The fondant-draped tiers of Kristyn's full-size cakes conceal flavorful fillings such as lime curd or coconut custard. Cupcakes also feature inspired combinations, such as strawberry daiquiri with rum-spiked buttercream and snickerdoodle with a dusting of graham crackers and cinnamon sugar. Even with all of these flavors speaking for themselves, Kristyn still commits to presentation, designing cakes shaped like everything from a Gulfstream jet to an electric guitar. She also expands her menu beyond traditional bakery offerings by creating treats such as grown-up cake shots with doses of liqueur and cupcake push pops in plastic cylinders. She even shares her techniques with the public by leading classes that teach students how to decorate cupcakes without covering them in old two-cent stamps.

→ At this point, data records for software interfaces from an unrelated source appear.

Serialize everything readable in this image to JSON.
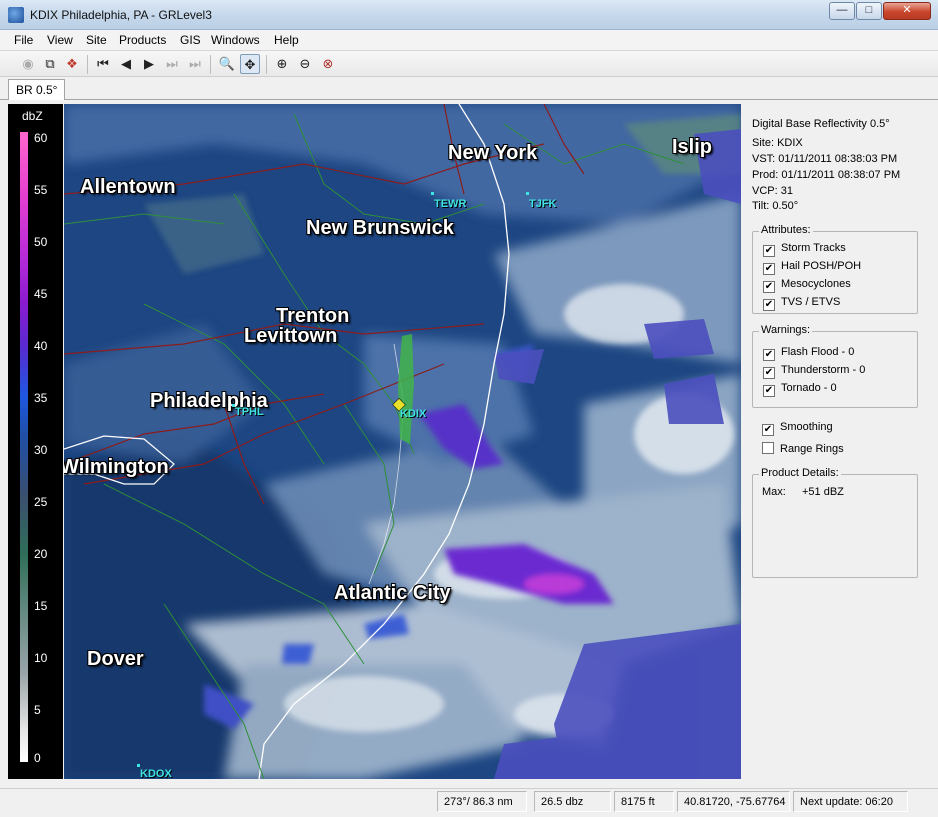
{
  "window": {
    "title": "KDIX Philadelphia, PA - GRLevel3"
  },
  "menu": [
    "File",
    "View",
    "Site",
    "Products",
    "GIS",
    "Windows",
    "Help"
  ],
  "toolbar_icons": [
    "zoom-out-all-icon",
    "copy-icon",
    "stop-icon",
    "first-frame-icon",
    "prev-frame-icon",
    "play-icon",
    "next-frame-icon",
    "last-frame-icon",
    "zoom-icon",
    "pan-icon",
    "zoom-in-icon",
    "zoom-out-icon",
    "zoom-reset-icon"
  ],
  "tabs": [
    {
      "label": "BR 0.5°"
    }
  ],
  "legend": {
    "unit": "dbZ",
    "ticks": [
      "60",
      "55",
      "50",
      "45",
      "40",
      "35",
      "30",
      "25",
      "20",
      "15",
      "10",
      "5",
      "0"
    ]
  },
  "map": {
    "cities": [
      "Allentown",
      "New York",
      "Islip",
      "New Brunswick",
      "Trenton",
      "Levittown",
      "Philadelphia",
      "Wilmington",
      "Atlantic City",
      "Dover"
    ],
    "stations": [
      "TEWR",
      "TJFK",
      "TPHL",
      "KDIX",
      "KDOX"
    ]
  },
  "panel": {
    "product": "Digital Base Reflectivity 0.5°",
    "site": "Site:  KDIX",
    "vst": "VST:  01/11/2011  08:38:03 PM",
    "prod": "Prod: 01/11/2011  08:38:07 PM",
    "vcp": "VCP:  31",
    "tilt": "Tilt:   0.50°",
    "attributes_title": "Attributes:",
    "attributes": [
      {
        "label": "Storm Tracks",
        "checked": true
      },
      {
        "label": "Hail POSH/POH",
        "checked": true
      },
      {
        "label": "Mesocyclones",
        "checked": true
      },
      {
        "label": "TVS / ETVS",
        "checked": true
      }
    ],
    "warnings_title": "Warnings:",
    "warnings": [
      {
        "label": "Flash Flood - 0",
        "checked": true
      },
      {
        "label": "Thunderstorm - 0",
        "checked": true
      },
      {
        "label": "Tornado - 0",
        "checked": true
      }
    ],
    "smoothing": {
      "label": "Smoothing",
      "checked": true
    },
    "range_rings": {
      "label": "Range Rings",
      "checked": false
    },
    "details_title": "Product Details:",
    "max_label": "Max:",
    "max_value": "+51 dBZ"
  },
  "status": {
    "bearing": "273°/ 86.3 nm",
    "dbz": "26.5 dbz",
    "height": "8175 ft",
    "coords": "40.81720, -75.67764",
    "next_update": "Next update: 06:20"
  }
}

Peter Goldfarb sits watching his mother, who holds a textbook with one hand while churning cookie dough with the other. As she pulls double duty as a mom and graduate student, she unwittingly alters the course of her son's life. The young Peter will soon grow up, move to Los Angeles, and pursue a career in television production—but his friends won't care about his industry stories; they'll want to know where his shipments of ridiculously tasty cookies are coming from.

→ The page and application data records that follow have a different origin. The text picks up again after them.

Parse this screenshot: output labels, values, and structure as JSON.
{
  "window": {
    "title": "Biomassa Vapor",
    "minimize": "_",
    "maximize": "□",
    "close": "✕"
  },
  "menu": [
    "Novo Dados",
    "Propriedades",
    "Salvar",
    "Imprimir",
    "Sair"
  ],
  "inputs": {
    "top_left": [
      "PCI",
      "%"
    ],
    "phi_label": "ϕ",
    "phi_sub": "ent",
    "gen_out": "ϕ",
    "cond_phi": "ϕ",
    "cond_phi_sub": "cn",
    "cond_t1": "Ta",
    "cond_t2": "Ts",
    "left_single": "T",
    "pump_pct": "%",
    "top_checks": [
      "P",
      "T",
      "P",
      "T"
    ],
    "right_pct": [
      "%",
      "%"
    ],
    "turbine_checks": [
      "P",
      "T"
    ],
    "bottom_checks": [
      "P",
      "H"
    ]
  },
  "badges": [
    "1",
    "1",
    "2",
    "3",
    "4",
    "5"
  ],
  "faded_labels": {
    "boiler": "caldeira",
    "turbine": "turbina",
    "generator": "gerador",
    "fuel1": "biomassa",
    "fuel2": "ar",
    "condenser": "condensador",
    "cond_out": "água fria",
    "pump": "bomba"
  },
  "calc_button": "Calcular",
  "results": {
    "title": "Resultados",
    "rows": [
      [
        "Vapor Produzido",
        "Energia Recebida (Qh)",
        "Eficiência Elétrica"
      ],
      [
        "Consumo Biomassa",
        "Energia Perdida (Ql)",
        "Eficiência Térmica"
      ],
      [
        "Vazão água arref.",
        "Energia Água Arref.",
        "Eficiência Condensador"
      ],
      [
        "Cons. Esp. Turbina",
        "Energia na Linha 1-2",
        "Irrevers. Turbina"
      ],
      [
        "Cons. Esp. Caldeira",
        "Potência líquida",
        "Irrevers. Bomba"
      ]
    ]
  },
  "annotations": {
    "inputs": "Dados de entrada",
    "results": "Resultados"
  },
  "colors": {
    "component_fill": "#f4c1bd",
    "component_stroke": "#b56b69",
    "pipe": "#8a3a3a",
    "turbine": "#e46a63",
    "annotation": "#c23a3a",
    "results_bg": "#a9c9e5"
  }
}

This true tale is what inspired Peter to eventually enroll in culinary school and coax his mom into cofounding Chip'n Dipped. Today, the duo and a crew of bakers make all-natural cookies, chocolates, and confections—including gluten- and dairy-free options—in full view of customers, as well as for impressed reporters from large publications such as the New York Times, Newsday, and the Candyland Gazette. Using kosher ingredients and minimally processed chocolates, the mom-and-son team creates treats loaded with bioflavonoids and free of hydrogenated oils and preservatives.
Bon Bons serves up a large selection of carefully constructed treats that melt the hearts and please the palates of its patrons. Fill a half-pound box ($16 for about 16 chocolates) with raspberry-, champagne-, or rum-flavored truffles, or grab a 1-pound box ($32 for about 34 chocolates) and fill it with peanut butter cups](http://gr.pn/e5YEsV) and peppermint thin mints. Bon Bons’ handmade chocolates make great special-occasion gifts and popular rewards for stellar report cards or first-place finishes in underwater bench-pressing contests.

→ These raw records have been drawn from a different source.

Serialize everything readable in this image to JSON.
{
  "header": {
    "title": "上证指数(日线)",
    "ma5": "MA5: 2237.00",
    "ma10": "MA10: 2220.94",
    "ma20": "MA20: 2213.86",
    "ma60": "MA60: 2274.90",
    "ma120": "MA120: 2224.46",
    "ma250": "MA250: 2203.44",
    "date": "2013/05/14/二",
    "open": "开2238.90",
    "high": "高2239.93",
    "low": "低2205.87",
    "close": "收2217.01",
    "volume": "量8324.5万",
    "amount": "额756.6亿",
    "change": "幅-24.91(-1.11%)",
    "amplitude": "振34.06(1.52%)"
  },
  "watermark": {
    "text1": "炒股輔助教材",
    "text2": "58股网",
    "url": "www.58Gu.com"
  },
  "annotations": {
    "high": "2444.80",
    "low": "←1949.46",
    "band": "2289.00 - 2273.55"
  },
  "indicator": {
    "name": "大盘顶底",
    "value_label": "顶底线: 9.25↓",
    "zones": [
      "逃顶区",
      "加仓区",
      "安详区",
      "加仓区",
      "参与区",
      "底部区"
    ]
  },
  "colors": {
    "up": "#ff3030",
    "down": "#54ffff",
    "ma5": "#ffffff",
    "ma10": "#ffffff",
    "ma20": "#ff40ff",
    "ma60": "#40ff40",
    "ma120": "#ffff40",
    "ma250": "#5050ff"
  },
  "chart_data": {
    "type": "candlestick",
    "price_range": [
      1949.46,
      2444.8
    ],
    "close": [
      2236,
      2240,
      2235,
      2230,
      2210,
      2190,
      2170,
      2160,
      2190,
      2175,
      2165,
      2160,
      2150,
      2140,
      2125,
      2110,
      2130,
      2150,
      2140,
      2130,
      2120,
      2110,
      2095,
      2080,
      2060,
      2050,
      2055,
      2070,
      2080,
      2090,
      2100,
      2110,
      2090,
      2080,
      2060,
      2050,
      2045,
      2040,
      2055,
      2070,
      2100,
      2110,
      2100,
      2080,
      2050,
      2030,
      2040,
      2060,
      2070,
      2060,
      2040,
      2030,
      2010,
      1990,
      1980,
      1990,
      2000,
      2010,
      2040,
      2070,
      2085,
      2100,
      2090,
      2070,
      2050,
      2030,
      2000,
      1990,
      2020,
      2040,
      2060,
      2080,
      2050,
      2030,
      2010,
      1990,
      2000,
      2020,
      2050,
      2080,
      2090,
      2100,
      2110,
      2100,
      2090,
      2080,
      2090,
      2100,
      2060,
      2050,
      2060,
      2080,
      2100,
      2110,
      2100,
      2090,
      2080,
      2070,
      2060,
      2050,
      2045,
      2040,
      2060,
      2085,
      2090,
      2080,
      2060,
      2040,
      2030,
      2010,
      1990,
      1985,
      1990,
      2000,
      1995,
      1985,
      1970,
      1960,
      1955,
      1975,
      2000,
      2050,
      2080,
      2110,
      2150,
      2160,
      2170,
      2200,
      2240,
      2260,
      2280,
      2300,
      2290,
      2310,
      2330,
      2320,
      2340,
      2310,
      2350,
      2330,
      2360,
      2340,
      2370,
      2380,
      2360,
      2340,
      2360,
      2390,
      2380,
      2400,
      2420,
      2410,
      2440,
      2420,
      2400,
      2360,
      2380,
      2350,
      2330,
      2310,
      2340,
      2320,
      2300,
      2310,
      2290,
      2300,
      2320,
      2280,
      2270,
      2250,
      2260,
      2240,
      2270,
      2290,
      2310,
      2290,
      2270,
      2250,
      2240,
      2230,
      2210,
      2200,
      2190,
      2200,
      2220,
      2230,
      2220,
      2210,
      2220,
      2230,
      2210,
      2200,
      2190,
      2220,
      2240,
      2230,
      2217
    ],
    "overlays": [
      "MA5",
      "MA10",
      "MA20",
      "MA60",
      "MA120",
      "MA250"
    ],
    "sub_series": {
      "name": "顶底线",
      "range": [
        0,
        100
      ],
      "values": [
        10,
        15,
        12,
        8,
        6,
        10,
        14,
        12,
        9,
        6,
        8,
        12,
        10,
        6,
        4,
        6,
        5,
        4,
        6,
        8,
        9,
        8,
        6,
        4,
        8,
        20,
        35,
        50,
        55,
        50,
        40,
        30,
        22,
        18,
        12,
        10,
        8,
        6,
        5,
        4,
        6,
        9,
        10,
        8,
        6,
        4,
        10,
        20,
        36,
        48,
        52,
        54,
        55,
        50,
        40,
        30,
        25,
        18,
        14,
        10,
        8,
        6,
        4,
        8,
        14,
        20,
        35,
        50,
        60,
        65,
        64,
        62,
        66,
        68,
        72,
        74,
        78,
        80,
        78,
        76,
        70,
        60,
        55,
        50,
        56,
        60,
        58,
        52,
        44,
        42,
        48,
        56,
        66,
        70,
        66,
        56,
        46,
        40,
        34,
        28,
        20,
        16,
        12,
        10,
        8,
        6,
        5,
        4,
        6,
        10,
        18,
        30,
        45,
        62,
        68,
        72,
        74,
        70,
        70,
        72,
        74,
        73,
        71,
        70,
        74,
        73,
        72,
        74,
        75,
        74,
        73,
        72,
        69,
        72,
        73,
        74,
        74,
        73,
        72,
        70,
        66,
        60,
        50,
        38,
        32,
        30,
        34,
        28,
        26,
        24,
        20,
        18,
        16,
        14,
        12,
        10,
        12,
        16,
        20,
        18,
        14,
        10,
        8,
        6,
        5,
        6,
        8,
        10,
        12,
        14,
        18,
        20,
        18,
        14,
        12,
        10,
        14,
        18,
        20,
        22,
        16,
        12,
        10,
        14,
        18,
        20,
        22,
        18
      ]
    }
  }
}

Staffers custom-blend clients’ choices of more than 80 flavors into frozen treats at The Lite Choice, a purveyor of kosher gluten- and corn-syrup-free desserts and drinks. Organic flavors and add-ins such as almond butter, caramel, mango, and Colombian coffee accessorize the outfits of all-natural soft-serve and organic frozen yogurt ($3.75–$7.75) more deliciously than bangles made of horseradish, and staff members can concoct custom shakes from soft-serve or frozen yogurt with fresh fruit and toppings ($4.50–$5.75). Choco-lite dalmatians are served with dark chocolate chips and dollops of organic frozen yogurt or soft serve, or guests can celebrate friends' nephews' teachers' birthdays by indulging in sundaes with hot fudge and nuts ($5).